Before you even begin a pitch to your executives about a new or replacement ERP system you should have a pretty good grasp of your ERP budget. What will it cost? And, what returns can be expected? As you move along your path towards that shiny, new ERP you will refine those numbers. The boss wants you to be able to enter an order accurately and easily. But, even more, they want to make a profit.
The first cost is the software itself. You probably can find guesstimates online. You can contact the ERP vendor too but this might be early until you have defined your needs somewhat. This is whether you intend to purchase the software or rent it as SaaS. Some provide complete systems for a single price and others offer separate modules. Most will have options at additional cost.
Will you need any other software too? Almost all systems provide inventory management but not all provide complete warehouse management. These systems usually can work together but you might need translation software between them.
Will the project require improved servers and networks? Get some numbers for these needs too. Don’t forget that users’ desktop computers might need beefed up and that some will need remote connections. Will your plan require wireless connections inside the facilities or remotely?
The money will flow out for months or maybe years. Then you hopefully will see the benefits begin to flow in.
Your ERP system will last for years. Your vendor will have an ERP maintenance plan to keep you up to date with the latest improvements and bug fixes in their software. Understand how the plan works and what it will cost for the life of your ERP. Hardware and networks have a lifespan too. Some parts will wear out and others will become technologically obsolete and in either case this will bump up the outgoings in your ERP budget.
The implementation will cost money too. Your people will need to work on the ERP implementation project and might need to be supplemented while they spend time on ERP when their other jobs still require attention. There will also be outside costs from experts and other consultants which you must factor into your ERP budget.
The money will flow out for months or maybe years. Then you hopefully will see the benefits begin to flow in. Work out a time phased plan showing your expected cash flows and your expected expense and income flow from the financial statements.
Now you can present a budget and begin to get the OK for your plan. You can get better numbers as the plan moves along. At the end, you will review the actual numbers and show how well the ERP is working and how much value it brings to your business.
Featured white papers
Building an ERP budget: a step-by-step guide
A process-focused approach to calculating an ERP budget for new software
Four ERP implementation case studies you can learn from

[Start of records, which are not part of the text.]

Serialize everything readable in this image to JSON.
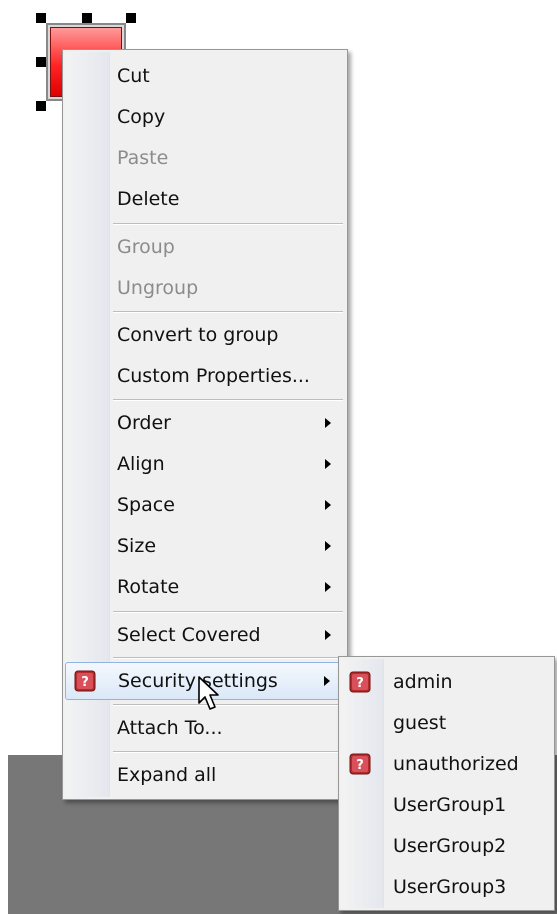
{
  "context_menu": {
    "items": [
      {
        "label": "Cut",
        "enabled": true
      },
      {
        "label": "Copy",
        "enabled": true
      },
      {
        "label": "Paste",
        "enabled": false
      },
      {
        "label": "Delete",
        "enabled": true
      },
      {
        "label": "Group",
        "enabled": false
      },
      {
        "label": "Ungroup",
        "enabled": false
      },
      {
        "label": "Convert to group",
        "enabled": true
      },
      {
        "label": "Custom Properties...",
        "enabled": true
      },
      {
        "label": "Order",
        "enabled": true,
        "submenu": true
      },
      {
        "label": "Align",
        "enabled": true,
        "submenu": true
      },
      {
        "label": "Space",
        "enabled": true,
        "submenu": true
      },
      {
        "label": "Size",
        "enabled": true,
        "submenu": true
      },
      {
        "label": "Rotate",
        "enabled": true,
        "submenu": true
      },
      {
        "label": "Select Covered",
        "enabled": true,
        "submenu": true
      },
      {
        "label": "Security settings",
        "enabled": true,
        "submenu": true,
        "highlighted": true,
        "icon": "security-shield-icon"
      },
      {
        "label": "Attach To...",
        "enabled": true
      },
      {
        "label": "Expand all",
        "enabled": true
      }
    ]
  },
  "security_submenu": {
    "items": [
      {
        "label": "admin",
        "icon": "security-shield-icon"
      },
      {
        "label": "guest"
      },
      {
        "label": "unauthorized",
        "icon": "security-shield-icon"
      },
      {
        "label": "UserGroup1"
      },
      {
        "label": "UserGroup2"
      },
      {
        "label": "UserGroup3"
      }
    ]
  },
  "colors": {
    "menu_background": "#f0f0f0",
    "highlight_border": "#8fb4e3",
    "component_red": "#ff2424",
    "workspace_gray": "#777777"
  }
}
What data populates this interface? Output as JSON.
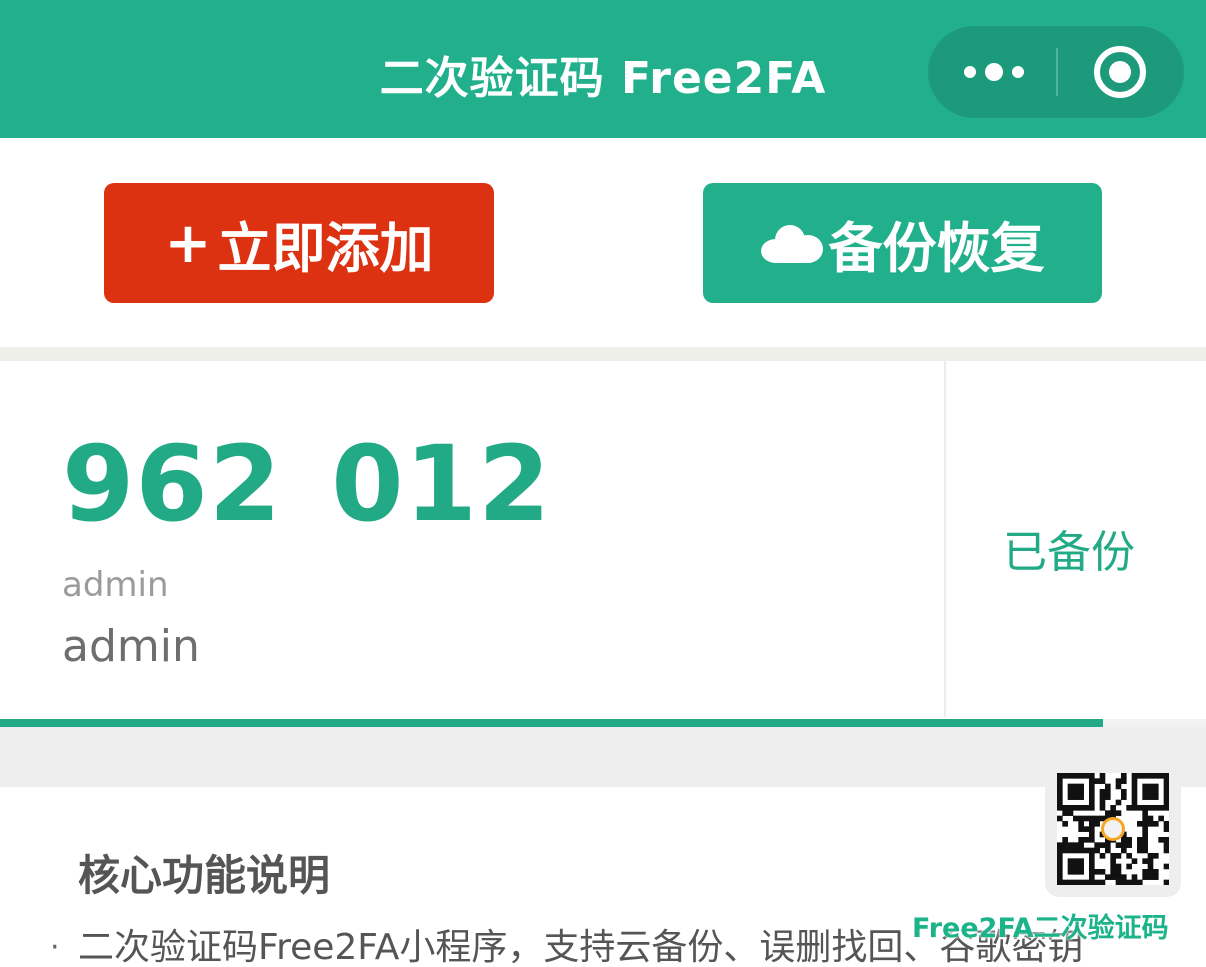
{
  "header": {
    "title": "二次验证码 Free2FA",
    "more_icon": "more-dots-icon",
    "close_icon": "target-close-icon",
    "color": "#22b08c"
  },
  "actions": {
    "add_label": "立即添加",
    "add_icon_glyph": "+",
    "add_color": "#dc3212",
    "backup_label": "备份恢复",
    "backup_icon": "cloud-icon",
    "backup_color": "#22b08c"
  },
  "token": {
    "code": "962 012",
    "issuer": "admin",
    "account": "admin",
    "status": "已备份",
    "countdown_fraction": 0.915,
    "accent": "#22aa86"
  },
  "features": {
    "title": "核心功能说明",
    "bullet": "·",
    "description": "二次验证码Free2FA小程序，支持云备份、误删找回、谷歌密钥"
  },
  "watermark": {
    "text": "Free2FA二次验证码",
    "qr_icon": "qr-code-icon"
  }
}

Lessons from real-world ERP implementation case studies which you can apply to your own project
Three ongoing ERP costs you must add to your software budget
Factor these into annual budgets to avoid nasty - and expensive - surprises